• **ABOUT THIS EXERCISE**: Look through the data and write out every line with the word "文档助手" in it.

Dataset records

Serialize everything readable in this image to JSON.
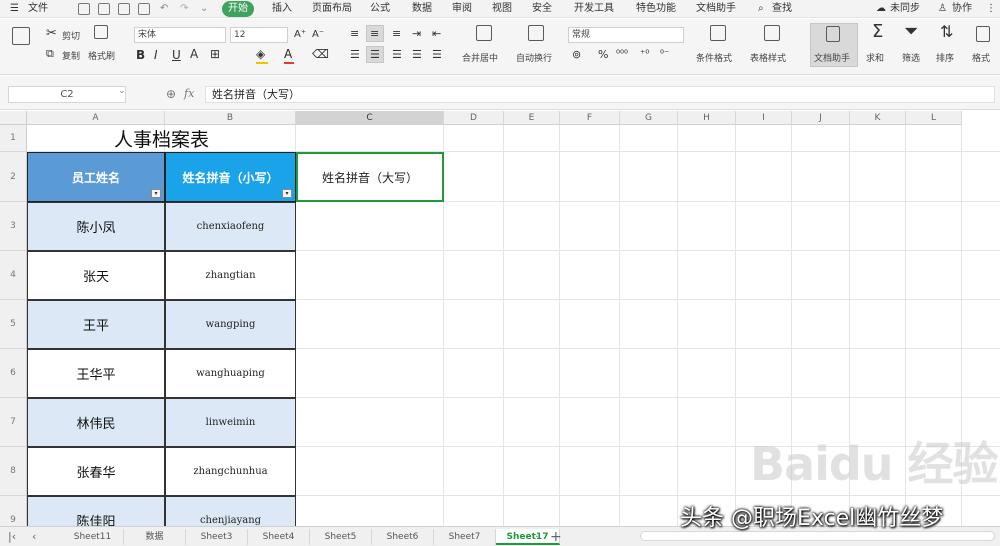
{
  "menubar": {
    "file_label": "文件",
    "items": [
      {
        "label": "开始",
        "active": true
      },
      {
        "label": "插入"
      },
      {
        "label": "页面布局"
      },
      {
        "label": "公式"
      },
      {
        "label": "数据"
      },
      {
        "label": "审阅"
      },
      {
        "label": "视图"
      },
      {
        "label": "安全"
      },
      {
        "label": "开发工具"
      },
      {
        "label": "特色功能"
      },
      {
        "label": "文档助手"
      }
    ],
    "search_label": "查找",
    "unsynced_label": "未同步",
    "collab_label": "协作"
  },
  "ribbon": {
    "cut_label": "剪切",
    "copy_label": "复制",
    "format_painter_label": "格式刷",
    "font_name": "宋体",
    "font_size": "12",
    "merge_center_label": "合并居中",
    "wrap_label": "自动换行",
    "number_format": "常规",
    "cond_format_label": "条件格式",
    "table_style_label": "表格样式",
    "doc_assistant_label": "文档助手",
    "sum_label": "求和",
    "filter_label": "筛选",
    "sort_label": "排序",
    "format_label": "格式"
  },
  "formula_bar": {
    "cell_ref": "C2",
    "fx_label": "fx",
    "content": "姓名拼音（大写）"
  },
  "grid": {
    "columns": [
      "A",
      "B",
      "C",
      "D",
      "E",
      "F",
      "G",
      "H",
      "I",
      "J",
      "K",
      "L"
    ],
    "row_numbers": [
      "1",
      "2",
      "3",
      "4",
      "5",
      "6",
      "7",
      "8",
      "9"
    ],
    "title": "人事档案表",
    "headers": {
      "a": "员工姓名",
      "b": "姓名拼音（小写）",
      "c": "姓名拼音（大写）"
    },
    "rows": [
      {
        "name": "陈小凤",
        "pinyin": "chenxiaofeng"
      },
      {
        "name": "张天",
        "pinyin": "zhangtian"
      },
      {
        "name": "王平",
        "pinyin": "wangping"
      },
      {
        "name": "王华平",
        "pinyin": "wanghuaping"
      },
      {
        "name": "林伟民",
        "pinyin": "linweimin"
      },
      {
        "name": "张春华",
        "pinyin": "zhangchunhua"
      },
      {
        "name": "陈佳阳",
        "pinyin": "chenjiayang"
      }
    ]
  },
  "sheet_tabs": {
    "tabs": [
      {
        "label": "Sheet11"
      },
      {
        "label": "数据"
      },
      {
        "label": "Sheet3"
      },
      {
        "label": "Sheet4"
      },
      {
        "label": "Sheet5"
      },
      {
        "label": "Sheet6"
      },
      {
        "label": "Sheet7"
      },
      {
        "label": "Sheet17",
        "active": true
      }
    ],
    "more_label": "···",
    "add_label": "+"
  },
  "watermarks": {
    "baidu": "Baidu 经验",
    "author": "头条 @职场Excel幽竹丝梦"
  },
  "colors": {
    "accent_green": "#3fa25e",
    "header_a_bg": "#5b9bd5",
    "header_b_bg": "#1aa3e8",
    "row_blue_bg": "#dce8f5",
    "selection_border": "#1e9a3a"
  }
}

• **TASK ANSWER**:
        "label": "文档助手"
    "doc_assistant_label": "文档助手",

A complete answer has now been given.